> _REQUIRED WORK_
An exact reprint of every record below is required, with the pictures left out.

> _STORED DATA_
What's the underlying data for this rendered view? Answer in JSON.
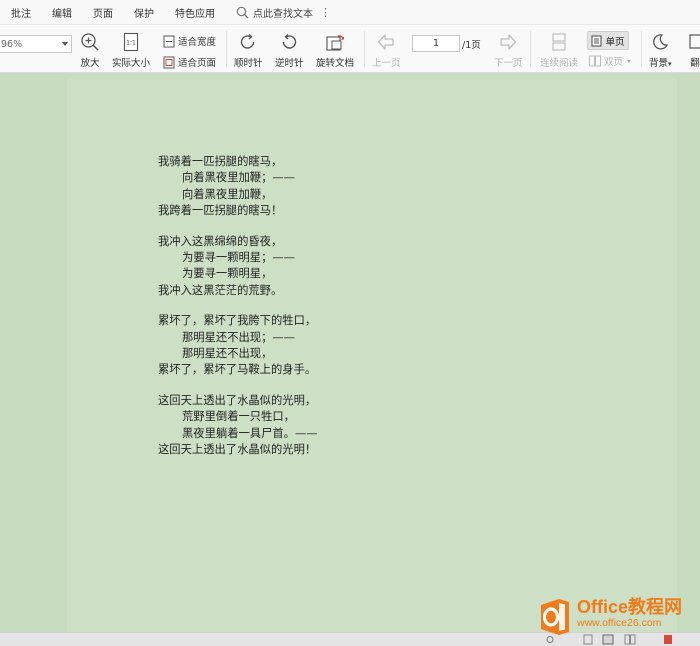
{
  "menu": {
    "items": [
      "批注",
      "编辑",
      "页面",
      "保护",
      "特色应用"
    ],
    "search_label": "点此查找文本",
    "more": "⋮"
  },
  "toolbar": {
    "zoom_value": "96%",
    "zoom_in": "放大",
    "actual_size": "实际大小",
    "actual_size_icon_text": "1:1",
    "fit_width": "适合宽度",
    "fit_page": "适合页面",
    "rotate_cw": "顺时针",
    "rotate_ccw": "逆时针",
    "rotate_doc": "旋转文档",
    "prev_page": "上一页",
    "page_current": "1",
    "page_total": "/1页",
    "next_page": "下一页",
    "continuous": "连续阅读",
    "single": "单页",
    "double": "双页",
    "background": "背景",
    "translate_partial": "翻"
  },
  "poem": {
    "stanzas": [
      [
        {
          "text": "我骑着一匹拐腿的瞎马，",
          "indent": false
        },
        {
          "text": "向着黑夜里加鞭；——",
          "indent": true
        },
        {
          "text": "向着黑夜里加鞭，",
          "indent": true
        },
        {
          "text": "我跨着一匹拐腿的瞎马！",
          "indent": false
        }
      ],
      [
        {
          "text": "我冲入这黑绵绵的昏夜，",
          "indent": false
        },
        {
          "text": "为要寻一颗明星；——",
          "indent": true
        },
        {
          "text": "为要寻一颗明星，",
          "indent": true
        },
        {
          "text": "我冲入这黑茫茫的荒野。",
          "indent": false
        }
      ],
      [
        {
          "text": "累坏了，累坏了我胯下的牲口，",
          "indent": false
        },
        {
          "text": "那明星还不出现；——",
          "indent": true
        },
        {
          "text": "那明星还不出现，",
          "indent": true
        },
        {
          "text": "累坏了，累坏了马鞍上的身手。",
          "indent": false
        }
      ],
      [
        {
          "text": "这回天上透出了水晶似的光明，",
          "indent": false
        },
        {
          "text": "荒野里倒着一只牲口，",
          "indent": true
        },
        {
          "text": "黑夜里躺着一具尸首。——",
          "indent": true
        },
        {
          "text": "这回天上透出了水晶似的光明！",
          "indent": false
        }
      ]
    ]
  },
  "watermark": {
    "title": "Office教程网",
    "url": "www.office26.com"
  },
  "colors": {
    "accent": "#f07b1a",
    "doc_background": "#c8dcc0",
    "page_background": "#cde0c6"
  }
}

> _REPLY TO THE EXERCISE_
What's the underlying data for this rendered view? Answer in JSON.
{
  "menu": {
    "items": [
      "批注",
      "编辑",
      "页面",
      "保护",
      "特色应用"
    ],
    "search_label": "点此查找文本",
    "more": "⋮"
  },
  "toolbar": {
    "zoom_value": "96%",
    "zoom_in": "放大",
    "actual_size": "实际大小",
    "actual_size_icon_text": "1:1",
    "fit_width": "适合宽度",
    "fit_page": "适合页面",
    "rotate_cw": "顺时针",
    "rotate_ccw": "逆时针",
    "rotate_doc": "旋转文档",
    "prev_page": "上一页",
    "page_current": "1",
    "page_total": "/1页",
    "next_page": "下一页",
    "continuous": "连续阅读",
    "single": "单页",
    "double": "双页",
    "background": "背景",
    "translate_partial": "翻"
  },
  "poem": {
    "stanzas": [
      [
        {
          "text": "我骑着一匹拐腿的瞎马，",
          "indent": false
        },
        {
          "text": "向着黑夜里加鞭；——",
          "indent": true
        },
        {
          "text": "向着黑夜里加鞭，",
          "indent": true
        },
        {
          "text": "我跨着一匹拐腿的瞎马！",
          "indent": false
        }
      ],
      [
        {
          "text": "我冲入这黑绵绵的昏夜，",
          "indent": false
        },
        {
          "text": "为要寻一颗明星；——",
          "indent": true
        },
        {
          "text": "为要寻一颗明星，",
          "indent": true
        },
        {
          "text": "我冲入这黑茫茫的荒野。",
          "indent": false
        }
      ],
      [
        {
          "text": "累坏了，累坏了我胯下的牲口，",
          "indent": false
        },
        {
          "text": "那明星还不出现；——",
          "indent": true
        },
        {
          "text": "那明星还不出现，",
          "indent": true
        },
        {
          "text": "累坏了，累坏了马鞍上的身手。",
          "indent": false
        }
      ],
      [
        {
          "text": "这回天上透出了水晶似的光明，",
          "indent": false
        },
        {
          "text": "荒野里倒着一只牲口，",
          "indent": true
        },
        {
          "text": "黑夜里躺着一具尸首。——",
          "indent": true
        },
        {
          "text": "这回天上透出了水晶似的光明！",
          "indent": false
        }
      ]
    ]
  },
  "watermark": {
    "title": "Office教程网",
    "url": "www.office26.com"
  },
  "colors": {
    "accent": "#f07b1a",
    "doc_background": "#c8dcc0",
    "page_background": "#cde0c6"
  }
}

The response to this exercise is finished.